As used herein a “network” is an environment wherein one or more computing devices may communicate with one another. Such devices may communicate directly or indirectly, via a wired or wireless medium such as the Internet, LAN, WAN or Ethernet (or IEEE 802.3), Token Ring, or via any appropriate communications means or combination of communications means. Exemplary protocols include but are not limited to: Bluetooth™, TDMA, CDMA, GSM, EDGE, GPRS, WCDMA, AMPS, D-AMPS, IEEE 802.11 (WI-FI), IEEE 802.3, SAP, SAS™ by IGT, OASIS™ by Aristocrat Technologies, SDS by Bally Gaming and Systems, ATP, TCP/IP, gaming device standard (GDS) published by the Gaming Standards Association of Fremont Calif., the best of breed (BOB), system to system (S2S), or the like. Note that if video signals or large files are being sent over the network, a broadband network may be used to alleviate delays associated with the transfer of such larg files, however, such is not strictly required. Each of the devices is adapted to communicate on such a communication means. Any number and type of machines may be in communication via the network. Where the network is the Internet, communications over the Internet may be through a website maintained by a computer on a remote server or over an online data network including commercial online service providers, bulletin board systems, and the like. In yet other embodiments, the devices may communicate with one another over RF, cable TV, satellite links, and the like. Where appropriate encryption or other security measures such as logins and passwords may be provided to protect proprietary or confidential information.

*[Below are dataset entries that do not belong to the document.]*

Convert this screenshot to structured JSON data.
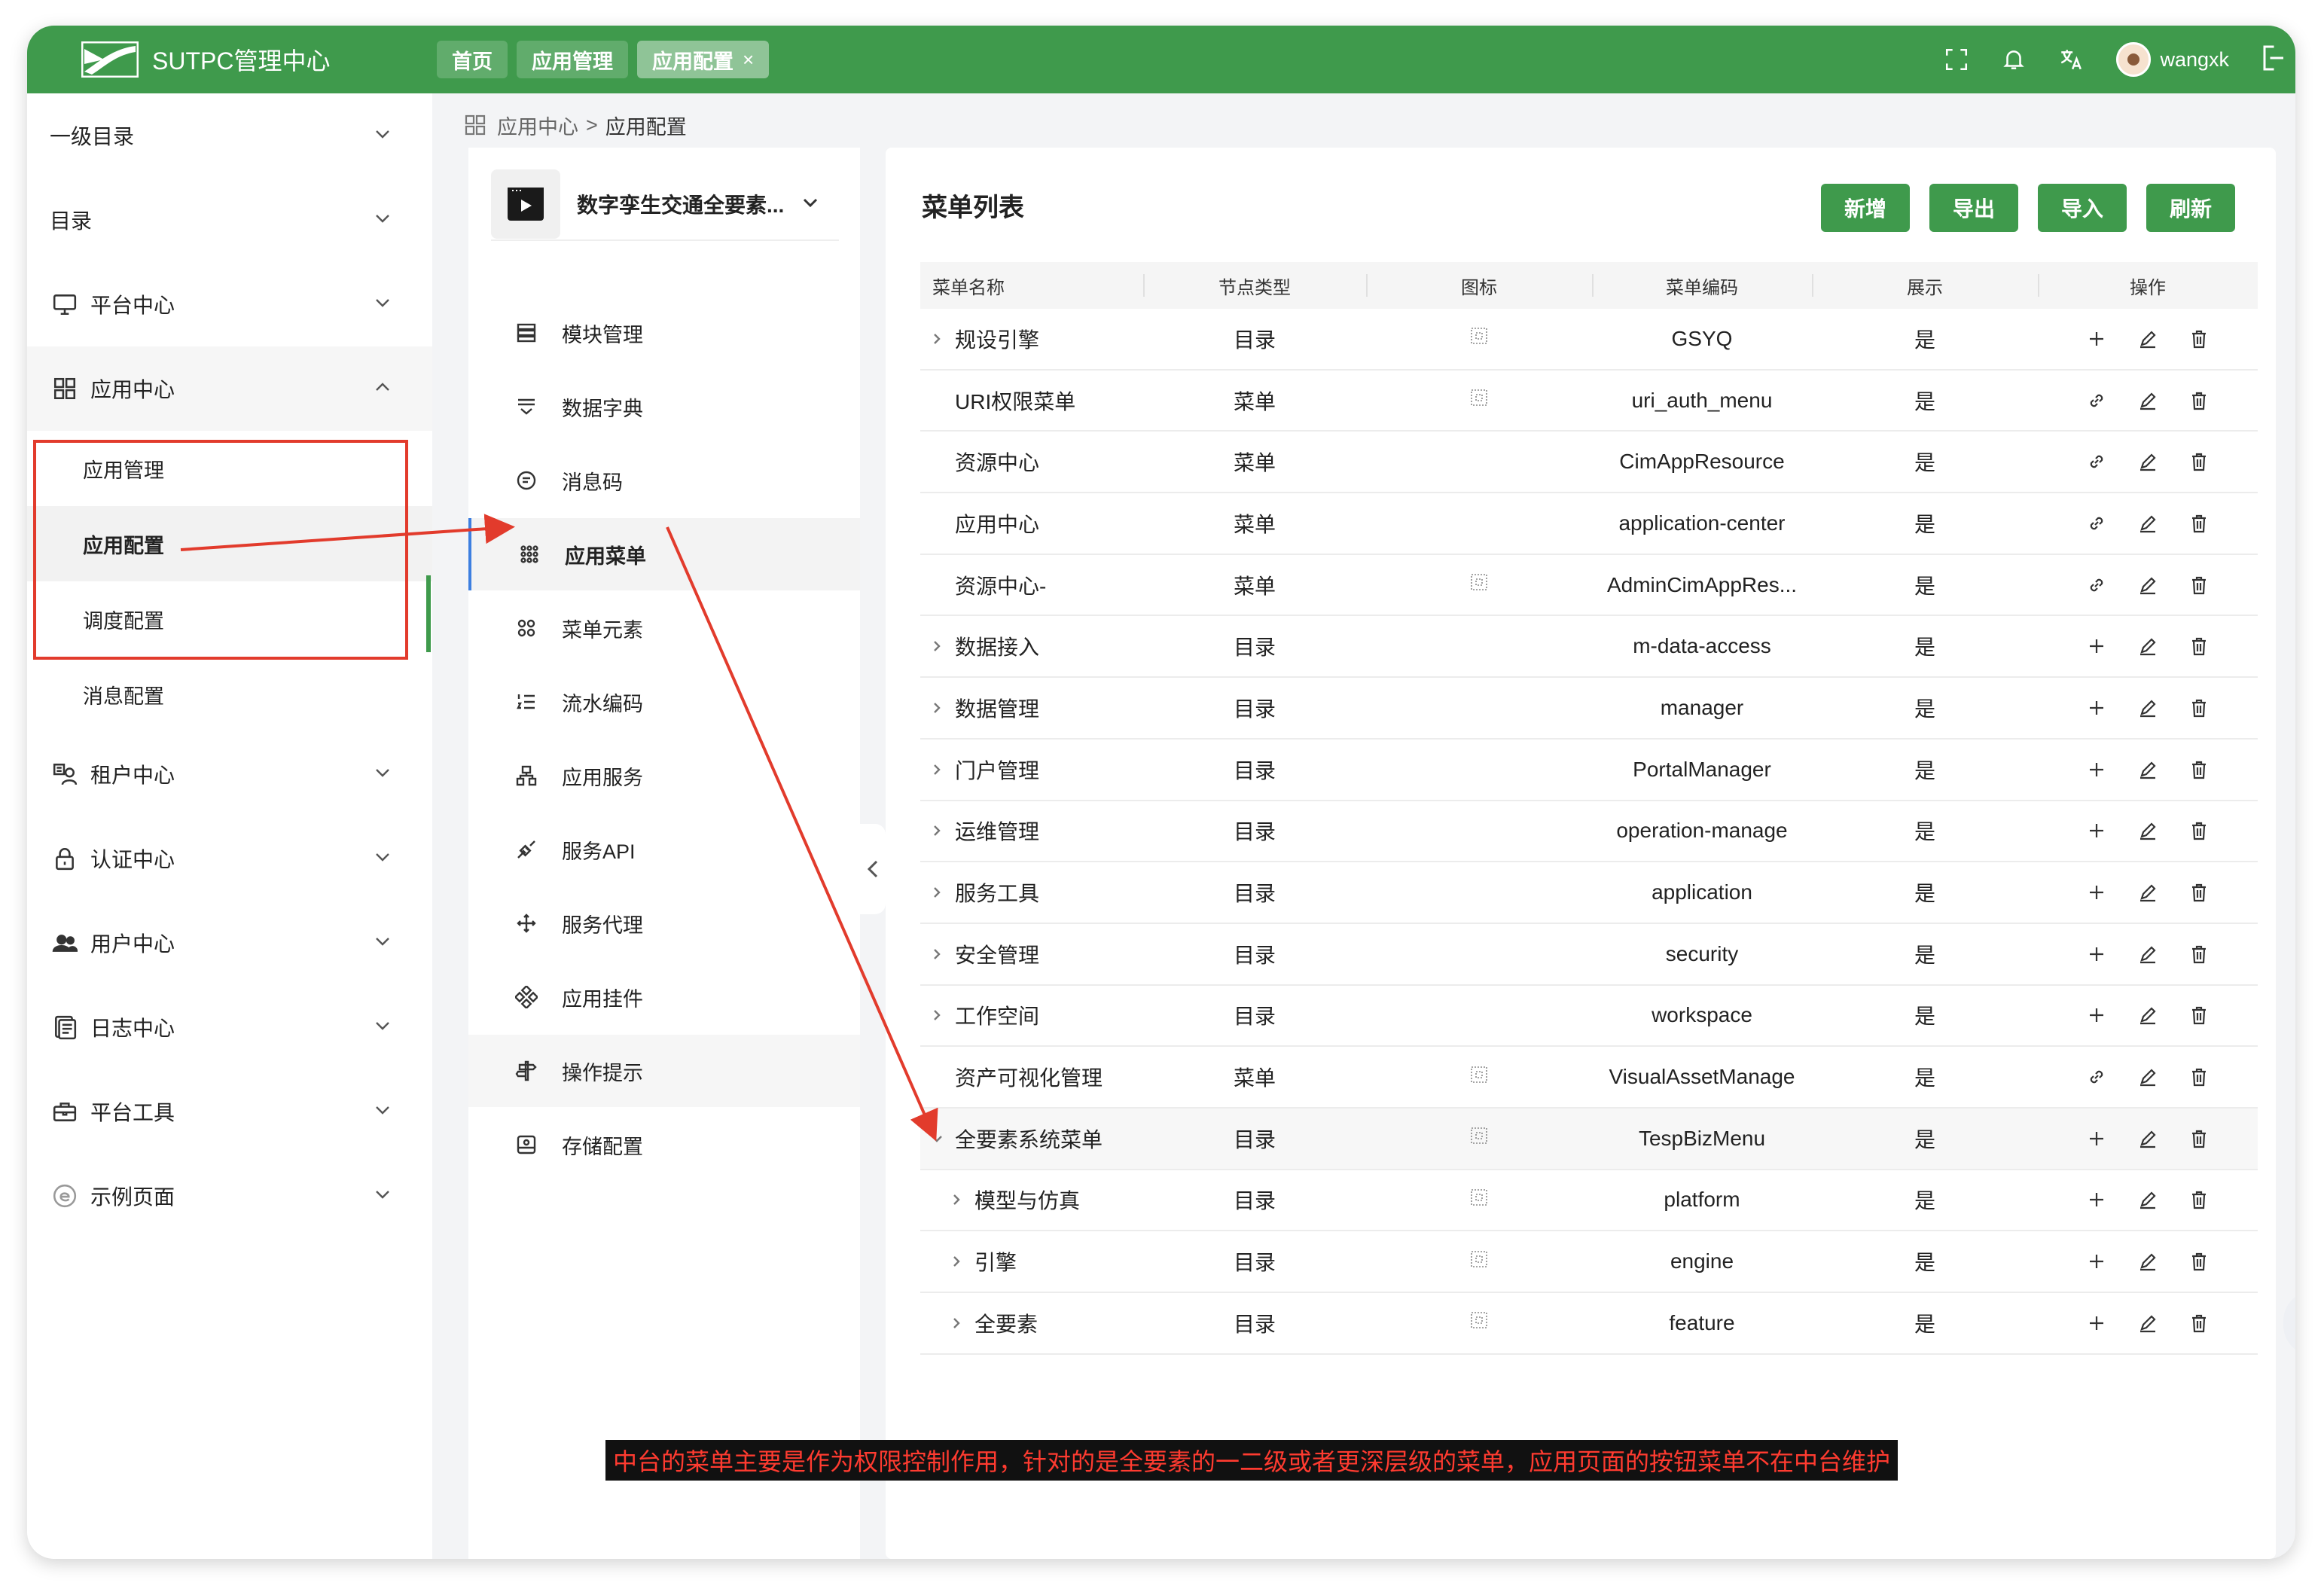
{
  "topbar": {
    "brand": "SUTPC管理中心",
    "tabs": [
      {
        "label": "首页",
        "active": false
      },
      {
        "label": "应用管理",
        "active": false
      },
      {
        "label": "应用配置",
        "active": true,
        "close": "×"
      }
    ],
    "username": "wangxk",
    "icons": [
      "fullscreen-icon",
      "bell-icon",
      "translate-icon",
      "logout-icon"
    ]
  },
  "sidebar": {
    "items": [
      {
        "label": "一级目录",
        "icon": ""
      },
      {
        "label": "目录",
        "icon": ""
      },
      {
        "label": "平台中心",
        "icon": "monitor-icon"
      },
      {
        "label": "应用中心",
        "icon": "grid-icon",
        "open": true
      },
      {
        "label": "租户中心",
        "icon": "tenant-icon"
      },
      {
        "label": "认证中心",
        "icon": "lock-icon"
      },
      {
        "label": "用户中心",
        "icon": "users-icon"
      },
      {
        "label": "日志中心",
        "icon": "log-icon"
      },
      {
        "label": "平台工具",
        "icon": "toolbox-icon"
      },
      {
        "label": "示例页面",
        "icon": "example-icon"
      }
    ],
    "sub_items": [
      {
        "label": "应用管理",
        "active": false
      },
      {
        "label": "应用配置",
        "active": true
      },
      {
        "label": "调度配置",
        "active": false
      },
      {
        "label": "消息配置",
        "active": false
      }
    ]
  },
  "breadcrumb": {
    "parent": "应用中心",
    "separator": ">",
    "current": "应用配置"
  },
  "app_selector": {
    "name": "数字孪生交通全要素..."
  },
  "config_menu": [
    {
      "label": "模块管理",
      "icon": "module-icon"
    },
    {
      "label": "数据字典",
      "icon": "dictionary-icon"
    },
    {
      "label": "消息码",
      "icon": "message-icon"
    },
    {
      "label": "应用菜单",
      "icon": "menu-dots-icon",
      "active": true
    },
    {
      "label": "菜单元素",
      "icon": "menu-element-icon"
    },
    {
      "label": "流水编码",
      "icon": "list-number-icon"
    },
    {
      "label": "应用服务",
      "icon": "service-icon"
    },
    {
      "label": "服务API",
      "icon": "api-icon"
    },
    {
      "label": "服务代理",
      "icon": "proxy-icon"
    },
    {
      "label": "应用挂件",
      "icon": "widget-icon"
    },
    {
      "label": "操作提示",
      "icon": "signpost-icon"
    },
    {
      "label": "存储配置",
      "icon": "storage-icon"
    }
  ],
  "menu_list": {
    "title": "菜单列表",
    "buttons": [
      "新增",
      "导出",
      "导入",
      "刷新"
    ],
    "columns": [
      "菜单名称",
      "节点类型",
      "图标",
      "菜单编码",
      "展示",
      "操作"
    ],
    "rows": [
      {
        "name": "规设引擎",
        "type": "目录",
        "has_icon": true,
        "code": "GSYQ",
        "show": "是",
        "expander": "right",
        "level": 0,
        "action": "add"
      },
      {
        "name": "URI权限菜单",
        "type": "菜单",
        "has_icon": true,
        "code": "uri_auth_menu",
        "show": "是",
        "expander": "",
        "level": 0,
        "action": "link"
      },
      {
        "name": "资源中心",
        "type": "菜单",
        "has_icon": false,
        "code": "CimAppResource",
        "show": "是",
        "expander": "",
        "level": 0,
        "action": "link"
      },
      {
        "name": "应用中心",
        "type": "菜单",
        "has_icon": false,
        "code": "application-center",
        "show": "是",
        "expander": "",
        "level": 0,
        "action": "link"
      },
      {
        "name": "资源中心-",
        "type": "菜单",
        "has_icon": true,
        "code": "AdminCimAppRes...",
        "show": "是",
        "expander": "",
        "level": 0,
        "action": "link"
      },
      {
        "name": "数据接入",
        "type": "目录",
        "has_icon": false,
        "code": "m-data-access",
        "show": "是",
        "expander": "right",
        "level": 0,
        "action": "add"
      },
      {
        "name": "数据管理",
        "type": "目录",
        "has_icon": false,
        "code": "manager",
        "show": "是",
        "expander": "right",
        "level": 0,
        "action": "add"
      },
      {
        "name": "门户管理",
        "type": "目录",
        "has_icon": false,
        "code": "PortalManager",
        "show": "是",
        "expander": "right",
        "level": 0,
        "action": "add"
      },
      {
        "name": "运维管理",
        "type": "目录",
        "has_icon": false,
        "code": "operation-manage",
        "show": "是",
        "expander": "right",
        "level": 0,
        "action": "add"
      },
      {
        "name": "服务工具",
        "type": "目录",
        "has_icon": false,
        "code": "application",
        "show": "是",
        "expander": "right",
        "level": 0,
        "action": "add"
      },
      {
        "name": "安全管理",
        "type": "目录",
        "has_icon": false,
        "code": "security",
        "show": "是",
        "expander": "right",
        "level": 0,
        "action": "add"
      },
      {
        "name": "工作空间",
        "type": "目录",
        "has_icon": false,
        "code": "workspace",
        "show": "是",
        "expander": "right",
        "level": 0,
        "action": "add"
      },
      {
        "name": "资产可视化管理",
        "type": "菜单",
        "has_icon": true,
        "code": "VisualAssetManage",
        "show": "是",
        "expander": "",
        "level": 0,
        "action": "link"
      },
      {
        "name": "全要素系统菜单",
        "type": "目录",
        "has_icon": true,
        "code": "TespBizMenu",
        "show": "是",
        "expander": "down",
        "level": 0,
        "action": "add",
        "highlight": true
      },
      {
        "name": "模型与仿真",
        "type": "目录",
        "has_icon": true,
        "code": "platform",
        "show": "是",
        "expander": "right",
        "level": 1,
        "action": "add"
      },
      {
        "name": "引擎",
        "type": "目录",
        "has_icon": true,
        "code": "engine",
        "show": "是",
        "expander": "right",
        "level": 1,
        "action": "add"
      },
      {
        "name": "全要素",
        "type": "目录",
        "has_icon": true,
        "code": "feature",
        "show": "是",
        "expander": "right",
        "level": 1,
        "action": "add"
      }
    ]
  },
  "annotation": {
    "text": "中台的菜单主要是作为权限控制作用，针对的是全要素的一二级或者更深层级的菜单，应用页面的按钮菜单不在中台维护"
  },
  "colors": {
    "primary": "#3f9a4c",
    "annotation": "#e23b2c",
    "active_indicator": "#3d7fe0"
  }
}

Communication among computers and devices may be encrypted to insure privacy and prevent fraud in any of a variety of ways well known in the art. Appropriate cryptographic protocols for bolstering system security are described in Schneier, APPLIED CRYPTOGRAPHY, PROTOCOLS, ALGORITHMS, AND SOURCE CODE IN C, John Wiley & Sons, Inc. 2d ed., 1996, which is incorporated by reference in its entirety.
The present disclosure provides, to one of ordinary skill in the art, an enabling description of several embodiments and/or inventions. Some of these embodiments and/or inventions may not be claimed in the present disclosure, but may nevertheless be claimed in one or more continuing applications that claim the benefit of priority of the present disclosure.